Opposition Mounts in Europe to Three-Strikes Proposals

Multiple reports today indicate that opposition is growing in Europe to plans for three-strikes policies that could lead to the termination of Internet access for some subscribers. In the U.K., protests are mounting over those plans in the recently introduced Digital Economy Bill. The BBC reports that thousands of people have signed a petition urging the government to reconsider its approach, while the Open Rights Group says it has seen a big spike in membership. more

Net Neutrality, Health Care, and "The Customer is Always Wrong!"

The surest way to screw up future innovative applications would be for ISPs to make constraining assumptions about the future based on existing applications' performance. Discussing P2P behavior as if it were some monolithic, unchanging entity is simply wrong. What is P2P? BitTorrent? Skype? CNN live video feed fan-outs? And what of changes to these existing apps? What of future apps? more

Sensitive US Government Data Leaked Via P2P Networks

Brian Krebs in the Washington Post reports: "The latest caches of sensitive data reportedly found on peer-to-peer (P2P) file-sharing networks are shocking: A highly sensitive document dated July 2009, listing the precise location of installations bearing weapons grade nuclear fuel in the United States; FBI surveillance photos of an alleged mafia hit man leaked while he was still on trial, along with the the government's witness list, some of whom are in the government's witness protection program; A U.S. Secret Service document on the location and layout of an emergency safe house for First Lady Michelle Obama. The revelations came at a House Government Oversight & Government Reform Committee hearing on the problem of inadvertent sharing of files via P2P software." more

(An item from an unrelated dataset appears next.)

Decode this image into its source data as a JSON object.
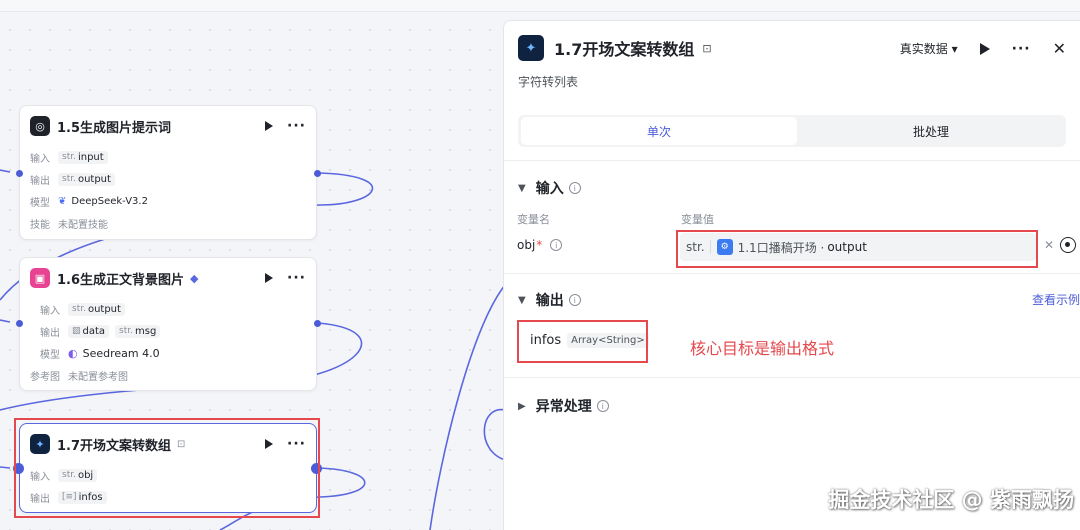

I Needed Music 'cos I Had None…

The latest report on young people's online music-finding habits from consumer research company The Leading Question has attracted a fair amount of coverage for its headline finding that UK teenagers use of filesharing services has dropped by a third... Music industry pollsters will inevitably look for a silver lining in the cloud of consumer behaviour, and a focus on the growth of legal services is to be expected. But even with that caveat in mind, there has clearly been a shift in behaviour as more young people find licensed ways to listen to the music they want, watching YouTube videos, streaming songs through MySpace and Spotify and generally using legal avenues to find and enjoy the music of new bands like Florence and the Machine. more